Start of INFORMATION

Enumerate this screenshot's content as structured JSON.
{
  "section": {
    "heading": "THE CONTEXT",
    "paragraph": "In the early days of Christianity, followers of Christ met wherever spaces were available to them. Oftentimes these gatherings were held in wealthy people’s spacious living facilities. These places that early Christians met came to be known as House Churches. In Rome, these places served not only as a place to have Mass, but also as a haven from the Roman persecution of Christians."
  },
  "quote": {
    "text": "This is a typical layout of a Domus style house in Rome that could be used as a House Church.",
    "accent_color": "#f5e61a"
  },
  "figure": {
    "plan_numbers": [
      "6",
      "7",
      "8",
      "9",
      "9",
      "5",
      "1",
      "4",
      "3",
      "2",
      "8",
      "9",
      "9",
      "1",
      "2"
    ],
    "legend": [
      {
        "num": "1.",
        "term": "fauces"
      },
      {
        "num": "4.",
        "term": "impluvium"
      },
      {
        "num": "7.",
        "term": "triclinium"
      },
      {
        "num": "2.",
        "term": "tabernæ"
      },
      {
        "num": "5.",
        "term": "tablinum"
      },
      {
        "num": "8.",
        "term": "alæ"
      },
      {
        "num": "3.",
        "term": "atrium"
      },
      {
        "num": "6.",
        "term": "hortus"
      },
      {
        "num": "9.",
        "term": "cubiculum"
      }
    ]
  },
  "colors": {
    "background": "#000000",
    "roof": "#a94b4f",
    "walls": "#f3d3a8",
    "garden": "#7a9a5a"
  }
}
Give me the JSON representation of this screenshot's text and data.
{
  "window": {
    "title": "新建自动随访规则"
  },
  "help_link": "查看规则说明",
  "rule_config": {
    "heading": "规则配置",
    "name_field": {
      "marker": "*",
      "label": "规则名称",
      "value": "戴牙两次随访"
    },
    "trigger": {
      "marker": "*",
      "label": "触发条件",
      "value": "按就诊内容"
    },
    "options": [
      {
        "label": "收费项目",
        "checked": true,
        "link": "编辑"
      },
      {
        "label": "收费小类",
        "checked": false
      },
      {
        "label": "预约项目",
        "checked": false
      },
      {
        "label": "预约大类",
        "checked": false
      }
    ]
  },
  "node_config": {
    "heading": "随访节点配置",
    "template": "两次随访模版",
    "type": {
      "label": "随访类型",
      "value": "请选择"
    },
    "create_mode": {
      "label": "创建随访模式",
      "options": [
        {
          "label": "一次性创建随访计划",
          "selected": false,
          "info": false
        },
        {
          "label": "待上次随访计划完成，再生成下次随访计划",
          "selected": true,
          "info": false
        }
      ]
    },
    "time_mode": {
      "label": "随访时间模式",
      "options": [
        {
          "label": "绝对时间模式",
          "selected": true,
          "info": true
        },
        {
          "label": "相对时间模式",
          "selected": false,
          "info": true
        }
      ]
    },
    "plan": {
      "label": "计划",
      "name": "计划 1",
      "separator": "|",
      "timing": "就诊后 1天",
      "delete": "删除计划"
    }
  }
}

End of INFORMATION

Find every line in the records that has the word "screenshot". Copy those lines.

Enumerate this screenshot's content as structured JSON.
Give me the JSON representation of this screenshot's text and data.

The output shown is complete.